Segment Start: Data to process

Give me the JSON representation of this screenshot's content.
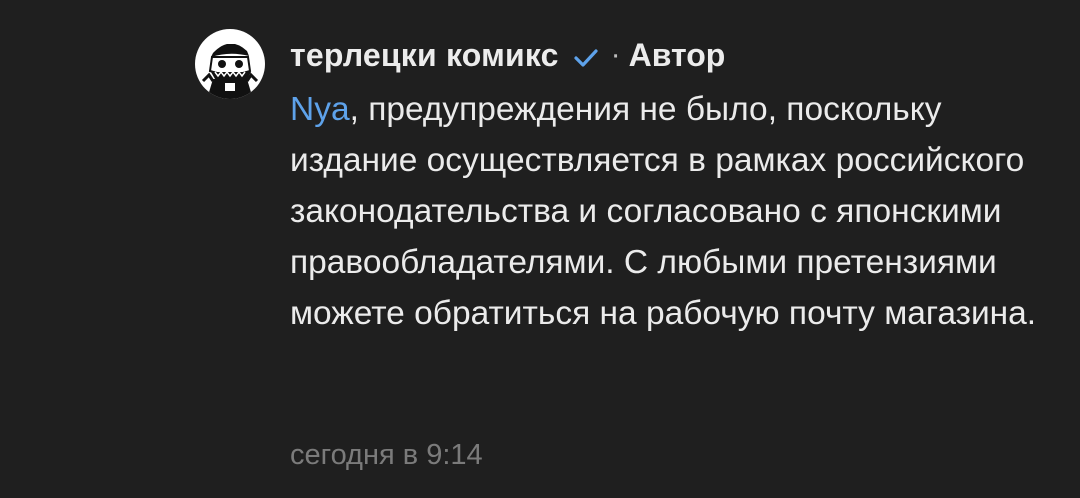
{
  "comment": {
    "author": {
      "name": "терлецки комикс",
      "verified_icon": "verified-check-icon",
      "separator": "·",
      "role": "Автор",
      "avatar_icon": "robot-mascot-avatar"
    },
    "mention": "Nya",
    "text": ", предупреждения не было, поскольку издание осуществляется в рамках российского законодательства и согласовано с японскими правообладателями. С любыми претензиями можете обратиться на рабочую почту магазина.",
    "timestamp": "сегодня в 9:14"
  },
  "colors": {
    "background": "#1f1f1f",
    "text": "#ebebeb",
    "mention": "#5ea2ea",
    "verified": "#5ea2ea",
    "timestamp": "#7b7b7b"
  }
}
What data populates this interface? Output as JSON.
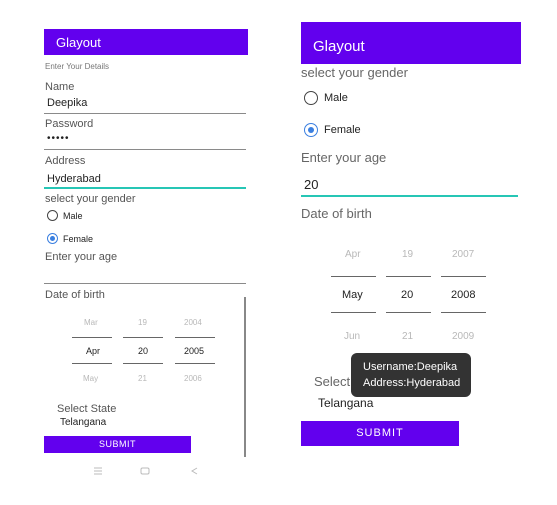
{
  "left": {
    "app_title": "Glayout",
    "subtitle": "Enter Your Details",
    "name_label": "Name",
    "name_value": "Deepika",
    "password_label": "Password",
    "password_value": "•••••",
    "address_label": "Address",
    "address_value": "Hyderabad",
    "gender_label": "select your gender",
    "gender_options": [
      "Male",
      "Female"
    ],
    "gender_selected": "Female",
    "age_label": "Enter your age",
    "age_value": "",
    "dob_label": "Date of birth",
    "date_picker": {
      "prev": [
        "Mar",
        "19",
        "2004"
      ],
      "current": [
        "Apr",
        "20",
        "2005"
      ],
      "next": [
        "May",
        "21",
        "2006"
      ]
    },
    "state_label": "Select State",
    "state_value": "Telangana",
    "submit_label": "SUBMIT",
    "nav_icons": [
      "menu-icon",
      "home-icon",
      "back-icon"
    ]
  },
  "right": {
    "app_title": "Glayout",
    "gender_label": "select your gender",
    "gender_options": [
      "Male",
      "Female"
    ],
    "gender_selected": "Female",
    "age_label": "Enter your age",
    "age_value": "20",
    "dob_label": "Date of birth",
    "date_picker": {
      "prev": [
        "Apr",
        "19",
        "2007"
      ],
      "current": [
        "May",
        "20",
        "2008"
      ],
      "next": [
        "Jun",
        "21",
        "2009"
      ]
    },
    "state_label_partial": "Select",
    "state_value": "Telangana",
    "toast_line1": "Username:Deepika",
    "toast_line2": "Address:Hyderabad",
    "submit_label": "SUBMIT"
  },
  "colors": {
    "primary": "#6200ee",
    "accent": "#26c6b5",
    "radio_checked": "#3a7fe0"
  }
}
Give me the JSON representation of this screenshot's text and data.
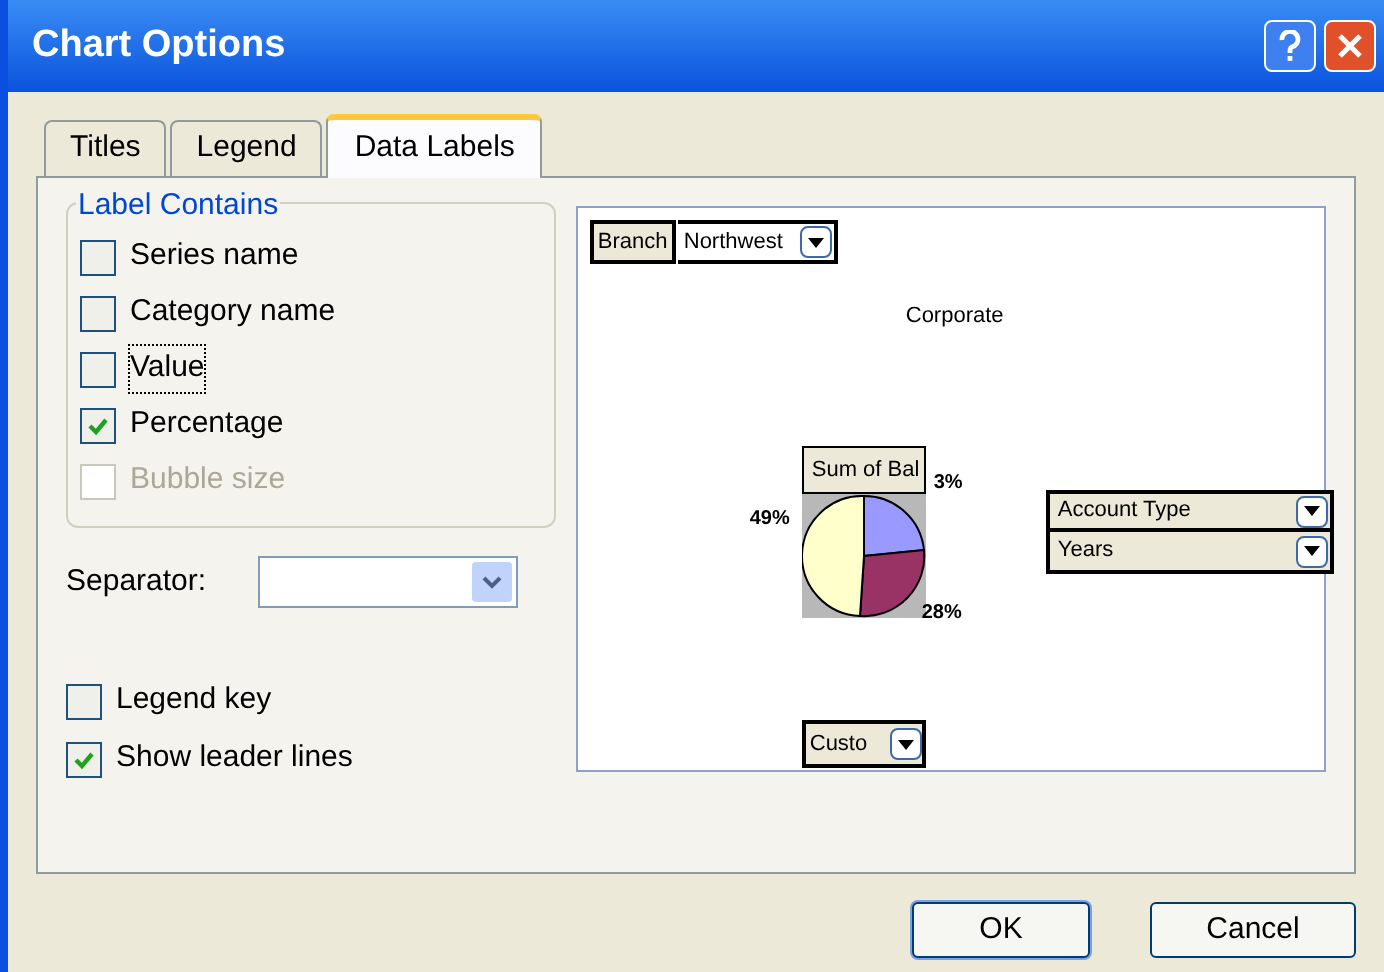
{
  "window": {
    "title": "Chart Options"
  },
  "tabs": [
    {
      "label": "Titles",
      "selected": false
    },
    {
      "label": "Legend",
      "selected": false
    },
    {
      "label": "Data Labels",
      "selected": true
    }
  ],
  "label_contains": {
    "title": "Label Contains",
    "options": [
      {
        "label": "Series name",
        "checked": false,
        "disabled": false,
        "focused": false
      },
      {
        "label": "Category name",
        "checked": false,
        "disabled": false,
        "focused": false
      },
      {
        "label": "Value",
        "checked": false,
        "disabled": false,
        "focused": true
      },
      {
        "label": "Percentage",
        "checked": true,
        "disabled": false,
        "focused": false
      },
      {
        "label": "Bubble size",
        "checked": false,
        "disabled": true,
        "focused": false
      }
    ]
  },
  "separator": {
    "label": "Separator:"
  },
  "options": [
    {
      "label": "Legend key",
      "checked": false
    },
    {
      "label": "Show leader lines",
      "checked": true
    }
  ],
  "preview": {
    "page_field": {
      "name": "Branch",
      "value": "Northwest"
    },
    "chart_title": "Corporate",
    "data_field": "Sum of Bal",
    "slice_labels": [
      "3%",
      "49%",
      "28%"
    ],
    "series_fields": [
      "Account Type",
      "Years"
    ],
    "category_field": "Custo"
  },
  "buttons": [
    "OK",
    "Cancel"
  ]
}
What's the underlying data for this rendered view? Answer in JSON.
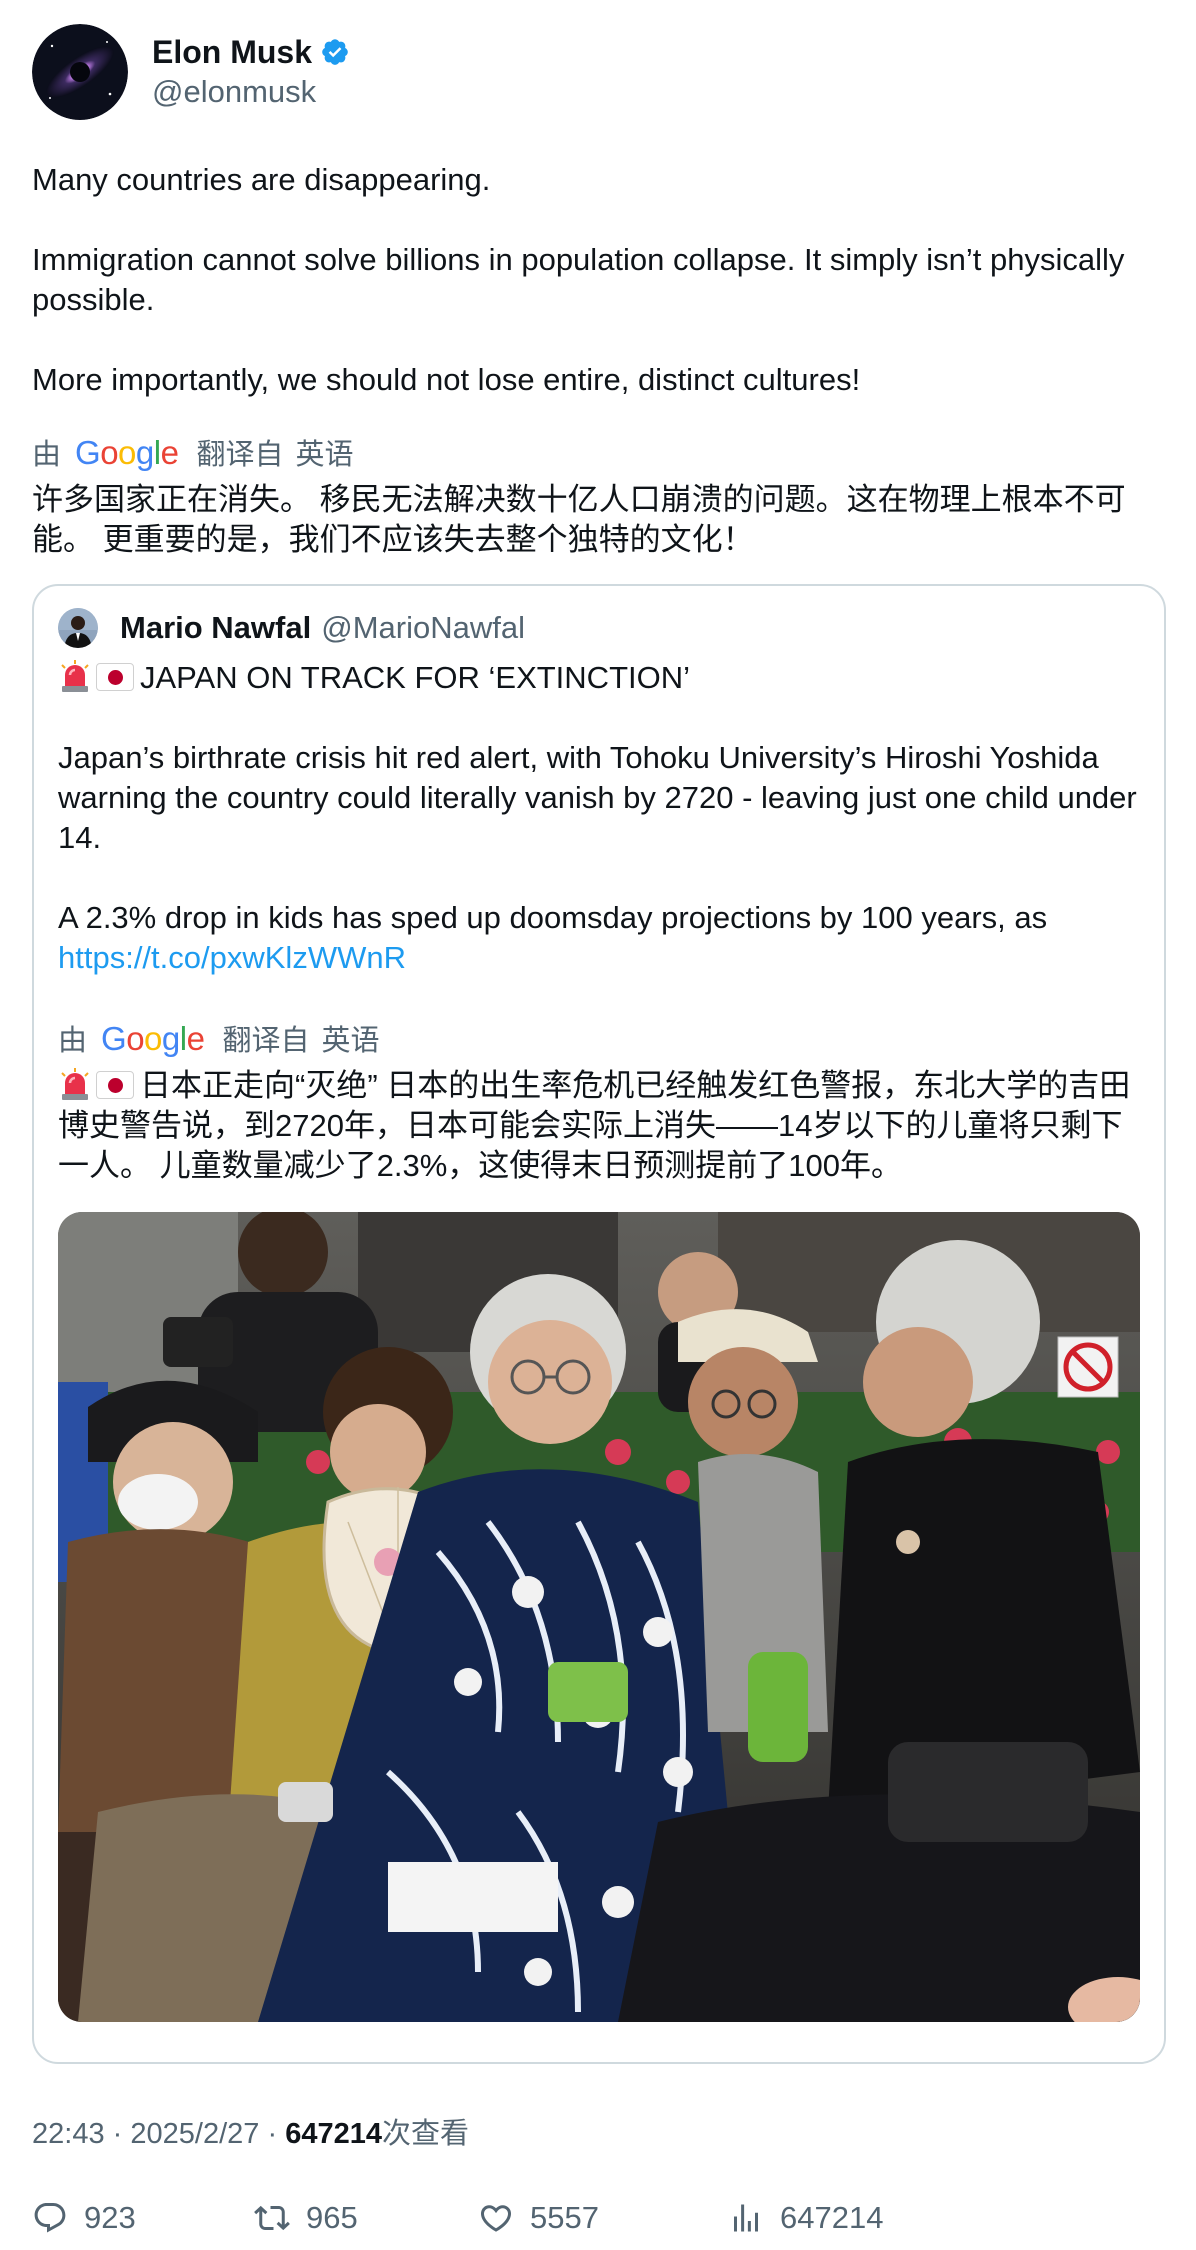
{
  "author": {
    "name": "Elon Musk",
    "handle": "@elonmusk",
    "verified_color": "#1d9bf0"
  },
  "tweet": {
    "paragraphs": [
      "Many countries are disappearing.",
      "Immigration cannot solve billions in population collapse. It simply isn’t physically possible.",
      "More importantly, we should not lose entire, distinct cultures!"
    ],
    "translated_by_prefix": "由",
    "translator": "Google",
    "translated_from": "翻译自",
    "source_language": "英语",
    "translation": "许多国家正在消失。 移民无法解决数十亿人口崩溃的问题。这在物理上根本不可能。 更重要的是，我们不应该失去整个独特的文化！"
  },
  "quoted": {
    "name": "Mario Nawfal",
    "handle": "@MarioNawfal",
    "headline": "JAPAN ON TRACK FOR ‘EXTINCTION’",
    "paragraph_2": "Japan’s birthrate crisis hit red alert, with Tohoku University’s Hiroshi Yoshida warning the country could literally vanish by 2720 - leaving just one child under 14.",
    "paragraph_3": "A 2.3% drop in kids has sped up doomsday projections by 100 years, as",
    "link": "https://t.co/pxwKlzWWnR",
    "translated_by_prefix": "由",
    "translator": "Google",
    "translated_from": "翻译自",
    "source_language": "英语",
    "translation": "日本正走向“灭绝” 日本的出生率危机已经触发红色警报，东北大学的吉田博史警告说，到2720年，日本可能会实际上消失——14岁以下的儿童将只剩下一人。 儿童数量减少了2.3%，这使得末日预测提前了100年。",
    "image_alt": "Elderly people sitting on a bench in Japan"
  },
  "meta": {
    "time": "22:43",
    "date": "2025/2/27",
    "separator": "·",
    "views": "647214",
    "views_suffix": "次查看"
  },
  "actions": {
    "replies": "923",
    "retweets": "965",
    "likes": "5557",
    "views": "647214"
  },
  "colors": {
    "text": "#0f1419",
    "secondary": "#536471",
    "link": "#1d9bf0",
    "border": "#cfd9de"
  }
}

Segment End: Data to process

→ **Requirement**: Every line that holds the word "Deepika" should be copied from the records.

→ **Written answer**:
    "name_value": "Deepika",
    "toast_line1": "Username:Deepika",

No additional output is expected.